Dataset rows describing interfaces:

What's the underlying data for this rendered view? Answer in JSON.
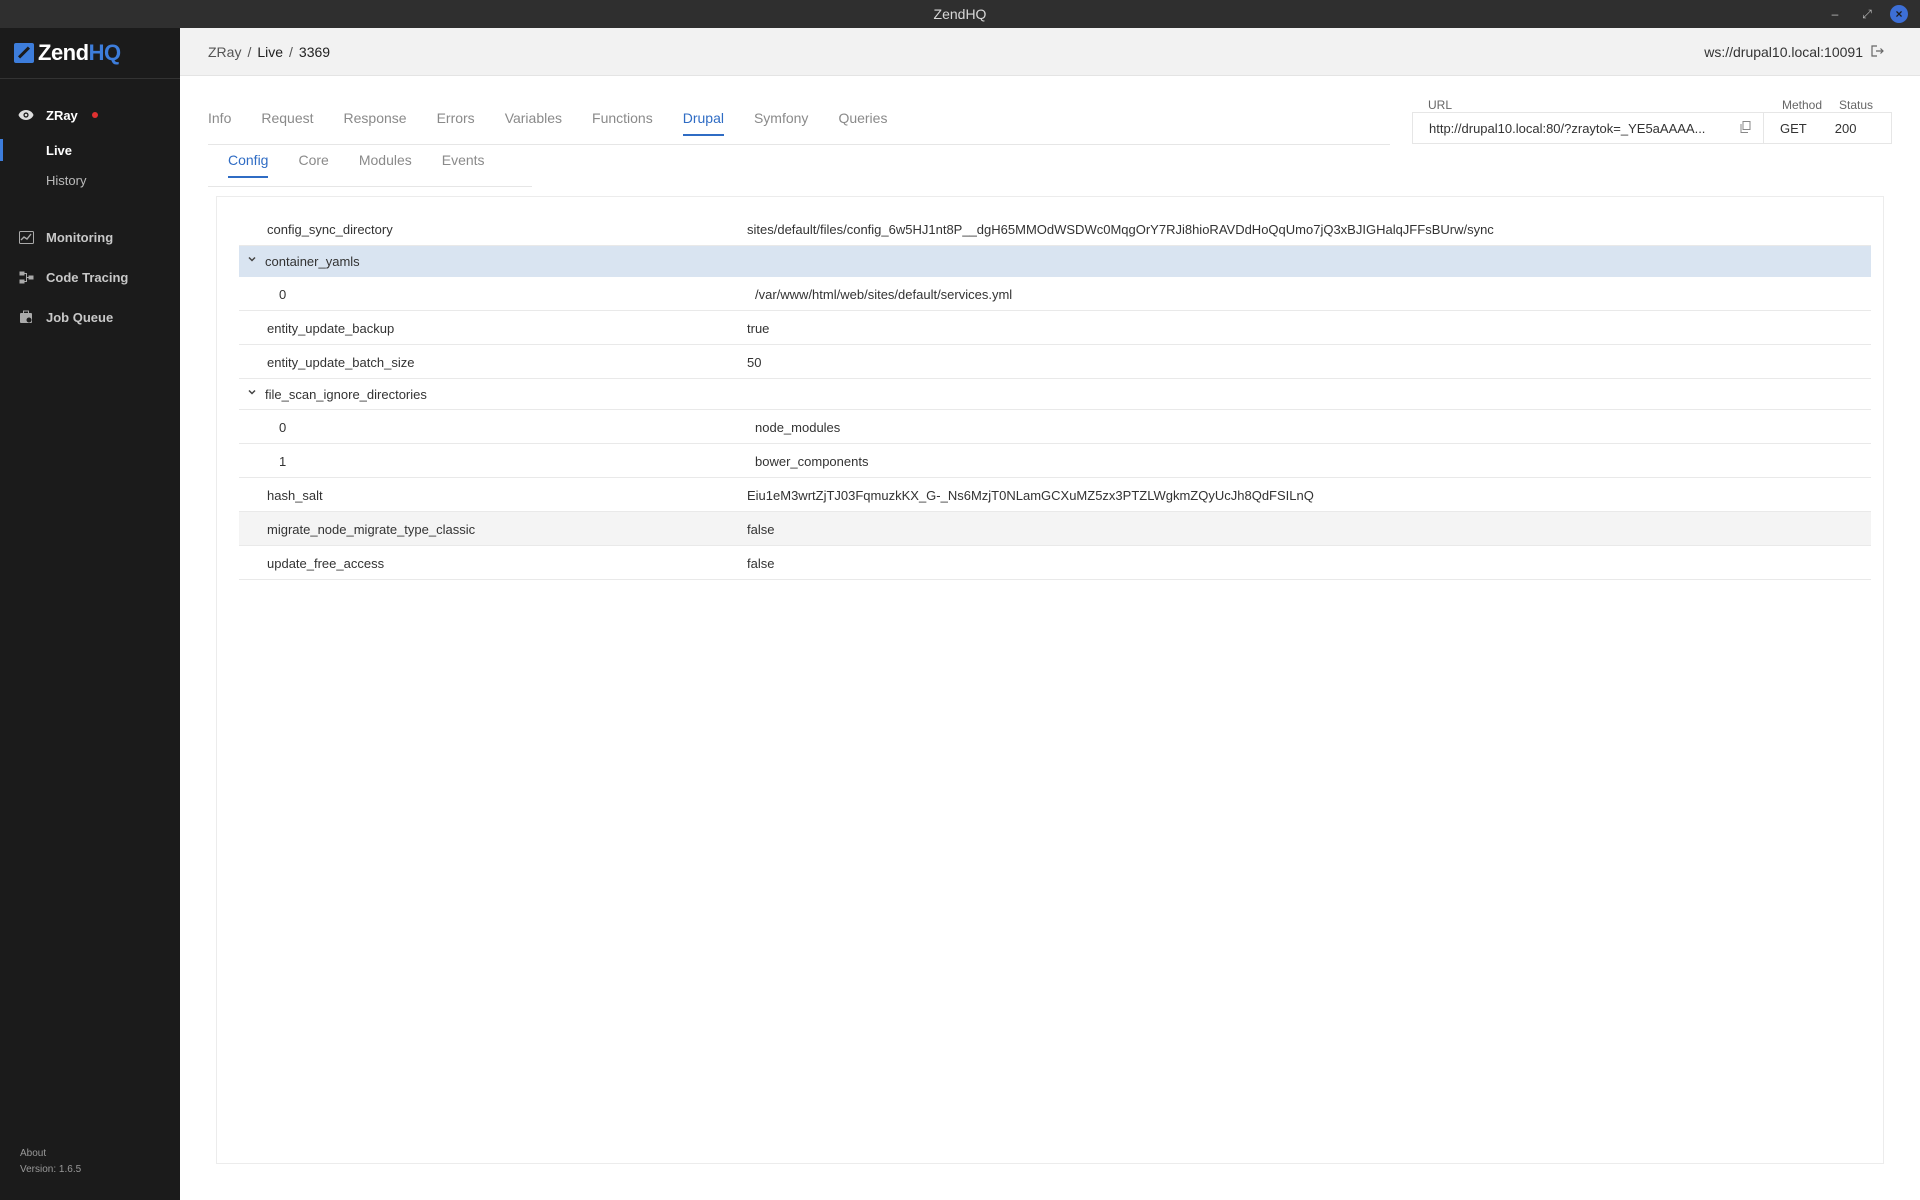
{
  "window": {
    "title": "ZendHQ",
    "min": "–",
    "max": "⤢",
    "close": "×"
  },
  "sidebar": {
    "brand_zend": "Zend",
    "brand_hq": "HQ",
    "zray_label": "ZRay",
    "zray_sub": [
      "Live",
      "History"
    ],
    "items": [
      "Monitoring",
      "Code Tracing",
      "Job Queue"
    ],
    "footer_about": "About",
    "footer_version": "Version: 1.6.5"
  },
  "header": {
    "breadcrumb": [
      "ZRay",
      "/",
      "Live",
      "/",
      "3369"
    ],
    "ws": "ws://drupal10.local:10091"
  },
  "tabs": [
    "Info",
    "Request",
    "Response",
    "Errors",
    "Variables",
    "Functions",
    "Drupal",
    "Symfony",
    "Queries"
  ],
  "active_tab": "Drupal",
  "subtabs": [
    "Config",
    "Core",
    "Modules",
    "Events"
  ],
  "active_subtab": "Config",
  "request": {
    "url_label": "URL",
    "url": "http://drupal10.local:80/?zraytok=_YE5aAAAA...",
    "method_label": "Method",
    "method": "GET",
    "status_label": "Status",
    "status": "200"
  },
  "config_rows": [
    {
      "kind": "row",
      "key": "config_sync_directory",
      "value": "sites/default/files/config_6w5HJ1nt8P__dgH65MMOdWSDWc0MqgOrY7RJi8hioRAVDdHoQqUmo7jQ3xBJIGHalqJFFsBUrw/sync"
    },
    {
      "kind": "group",
      "key": "container_yamls"
    },
    {
      "kind": "child",
      "key": "0",
      "value": "/var/www/html/web/sites/default/services.yml"
    },
    {
      "kind": "row",
      "key": "entity_update_backup",
      "value": "true"
    },
    {
      "kind": "row",
      "key": "entity_update_batch_size",
      "value": "50"
    },
    {
      "kind": "group",
      "key": "file_scan_ignore_directories"
    },
    {
      "kind": "child",
      "key": "0",
      "value": "node_modules"
    },
    {
      "kind": "child",
      "key": "1",
      "value": "bower_components"
    },
    {
      "kind": "row",
      "key": "hash_salt",
      "value": "Eiu1eM3wrtZjTJ03FqmuzkKX_G-_Ns6MzjT0NLamGCXuMZ5zx3PTZLWgkmZQyUcJh8QdFSILnQ"
    },
    {
      "kind": "row",
      "key": "migrate_node_migrate_type_classic",
      "value": "false"
    },
    {
      "kind": "row",
      "key": "update_free_access",
      "value": "false"
    }
  ]
}
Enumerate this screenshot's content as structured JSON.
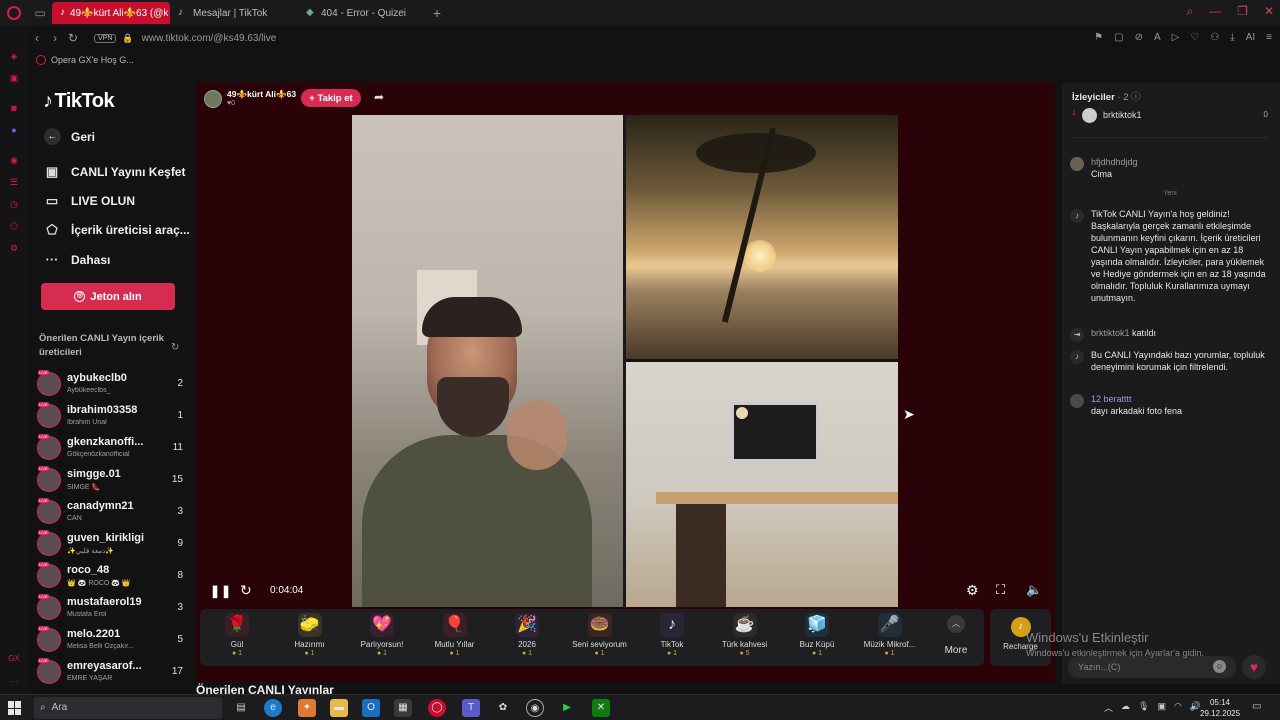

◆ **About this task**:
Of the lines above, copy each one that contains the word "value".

◆ **Written answer**:
      "value": "sites/default/files/config_6w5HJ1nt8P__dgH65MMOdWSDWc0MqgOrY7RJi8hioRAVDdHoQqUmo7jQ3xBJIGHalqJFFsBUrw/sync"
      "value": "/var/www/html/web/sites/default/services.yml"
      "value": "true"
      "value": "50"
      "value": "node_modules"
      "value": "bower_components"
      "value": "Eiu1eM3wrtZjTJ03FqmuzkKX_G-_Ns6MzjT0NLamGCXuMZ5zx3PTZLWgkmZQyUcJh8QdFSILnQ"
      "value": "false"
      "value": "false"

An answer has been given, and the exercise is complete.